Send to

Choose Destination
Cancer Causes Control. 2000 Aug;11(7):617-26.

Effects of beta-carotene supplementation on cancer incidence by baseline characteristics in the Physicians' Health Study (United States).

Author information

Department of Medicine, Brigham and Women's Hospital, Boston, MA 02215, USA.



The Physicians' Health Study (PHS) was a randomized trial of beta-carotene (50 mg, alternate days) and aspirin in primary prevention of cancer and cardiovascular disease among 22,071 US male physicians. This report updates results for beta-carotene and examines effect modification by baseline characteristics.


Beta-carotene's effect on cancer over nearly 13 years was examined overall and within subgroups defined by baseline characteristics using proportional-hazards models.


2667 incident cancers were confirmed, with 1117 prostate, 267 colon, and 178 lung cancers. There were no significant differences with supplementation in total (relative risk (RR) = 1.0, 95% confidence interval (CI) = 0.9-1.0); prostate (RR = 1.0, 95% CI = 0.9-1.1); colon (RR = 0.9, 95% CI = 0.7-1.2); or lung (RR = 0.9, 95% CI = 0.7-1.2) cancer, and no differences over time. In subgroup analyses, total cancer was modestly reduced with supplementation among those aged 70+ years (RR = 0.8, 95% CI = 0.7-1.0), daily drinkers of alcohol (RR = 0.9, 95% CI = 0.8-1.0), and those in the highest BMI quartile (RR = 0.9, 95% CI = 0.7-1.0). Prostate cancer was reduced with supplementation among those in the highest BMI quartile (RR = 0.8, 95% CI = 0.6-1.0), and colon cancer was reduced among daily drinkers of alcohol (RR = 0.5, 95% CI = 0.3-0.8).


The PHS found no overall effect of beta-carotene on total cancer, or the three most common site-specific cancers. The possibility of risk reduction within specific subgroups remains.

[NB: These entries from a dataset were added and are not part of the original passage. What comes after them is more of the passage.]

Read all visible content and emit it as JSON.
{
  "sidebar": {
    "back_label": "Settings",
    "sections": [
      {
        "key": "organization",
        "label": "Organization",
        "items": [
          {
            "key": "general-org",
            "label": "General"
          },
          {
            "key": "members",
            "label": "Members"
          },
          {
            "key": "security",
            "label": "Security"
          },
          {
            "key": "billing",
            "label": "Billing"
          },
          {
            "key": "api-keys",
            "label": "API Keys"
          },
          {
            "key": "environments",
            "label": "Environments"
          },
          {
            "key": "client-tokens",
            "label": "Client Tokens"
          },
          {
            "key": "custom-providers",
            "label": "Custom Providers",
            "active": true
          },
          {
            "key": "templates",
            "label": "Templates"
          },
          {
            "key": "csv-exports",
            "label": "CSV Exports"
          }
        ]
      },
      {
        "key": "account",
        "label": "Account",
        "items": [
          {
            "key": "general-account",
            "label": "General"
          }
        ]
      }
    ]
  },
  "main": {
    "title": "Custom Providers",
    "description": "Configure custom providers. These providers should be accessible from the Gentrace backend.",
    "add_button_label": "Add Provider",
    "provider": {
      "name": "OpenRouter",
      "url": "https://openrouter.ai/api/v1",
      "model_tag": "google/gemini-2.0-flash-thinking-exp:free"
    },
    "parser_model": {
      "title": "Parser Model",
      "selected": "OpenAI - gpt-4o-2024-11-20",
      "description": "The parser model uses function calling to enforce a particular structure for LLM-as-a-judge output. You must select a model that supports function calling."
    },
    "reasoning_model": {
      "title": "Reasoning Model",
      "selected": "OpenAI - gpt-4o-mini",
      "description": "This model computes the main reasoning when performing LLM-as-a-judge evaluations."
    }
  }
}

[Indexed for MEDLINE]

Supplemental Content

Loading ...
Support Center